The UCT Astronomy Department and the University of the Western Cape (UWC) Department of Physics earlier this year welcomed the appointment of Professor Russ Taylor to the joint UCT/UWC Square Kilometre Array (SKA) Research Chair. Professor Taylor will play a key role in building big-data research capacities and expertise in the region and the continent.
Professor Taylor, coming from the Department of Physics and Astronomy at the University of Calgary, has a wealth of experience and expertise in radio astronomy, in particular wide-field polarisation, cosmic magnetism and big data, and has played a prominent role in the SKA project since its inception. He was the founding international SKA project scientist and co-authored the first SKA science case. He represented Canada as one of the national members on the SKA Organisation Board. Previously he served as the founding Executive Secretary of the International SKA Steering Committee, the predecessor to the International SKA Science and Engineering Committee.

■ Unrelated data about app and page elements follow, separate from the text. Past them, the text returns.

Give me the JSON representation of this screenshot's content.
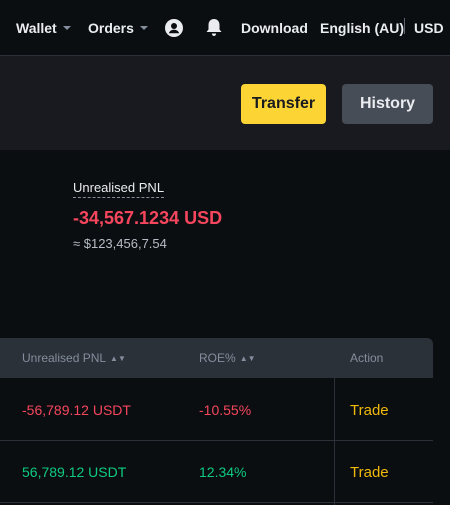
{
  "nav": {
    "wallet": "Wallet",
    "orders": "Orders",
    "download": "Download",
    "language": "English (AU)",
    "currency": "USD"
  },
  "actions": {
    "transfer": "Transfer",
    "history": "History"
  },
  "summary": {
    "label": "Unrealised PNL",
    "value": "-34,567.1234 USD",
    "approx": "≈ $123,456,7.54"
  },
  "table": {
    "headers": {
      "pnl": "Unrealised PNL",
      "roe": "ROE%",
      "action": "Action"
    },
    "rows": [
      {
        "pnl": "-56,789.12 USDT",
        "roe": "-10.55%",
        "action": "Trade"
      },
      {
        "pnl": "56,789.12 USDT",
        "roe": "12.34%",
        "action": "Trade"
      }
    ]
  },
  "colors": {
    "accent": "#fcd535",
    "negative": "#f6465d",
    "positive": "#0ecb81",
    "trade": "#f0b90b"
  }
}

There is likely a limited window of opportunity to establish national leadership in big data and a global presence in this emerging field.
Professor Taylor’s research covers the cosmic battle between the forces of magnetism and gravity, which is probably responsible for slowing the pace at which the universe uses up its gravitational energy, allowing enough time for life to arise. “My research plan is to use MeerKAT and KAT-7 to measure the polarisation of radio waves and to trace the properties of magnetic fields in galaxies and intergalactic space,” says Taylor. “This will give scientists a better understanding of the evolution of cosmic magnetism.”
Professor Taylor has also served as the Canadian ALMA Software Manager for the Canadian component of the international software development for astronomical use of the Atacama Large Millimetre Array. He was the Canadian co-principal investigator on an international partnership to launch a radio telescope for Very Long Baseline Interferometry (VLBI) imaging between Earth and space: the VLBI Space Observatory Programme (VSOP) space mission. As part of the mission, he directed one of three international centres for the processing of the VSOP mission data. He is also principal investigator of the International Galactic Plane Survey, a consortium of more than 60 Canadian and international scientists formed to carry out a co-ordinated data-intensive project of high-resolution imaging of the interstellar medium over the disc of our galaxy. In this capacity, he has also served as the chair of both the management committee for the Canadian component of the project (the Canadian Galactic Plane Survey) and the international project steering committee.
Taylor is chair of an international consortium of 31 scientists from Australia, Canada, the USA, Europe and India that carries out a large-scale spectro-polarimetric all-sky survey project with the Arecibo radio telescope. This project has been granted 2 000 hours of observing time over four years and foreshadows the data volumes that will be generated by MeerKAT.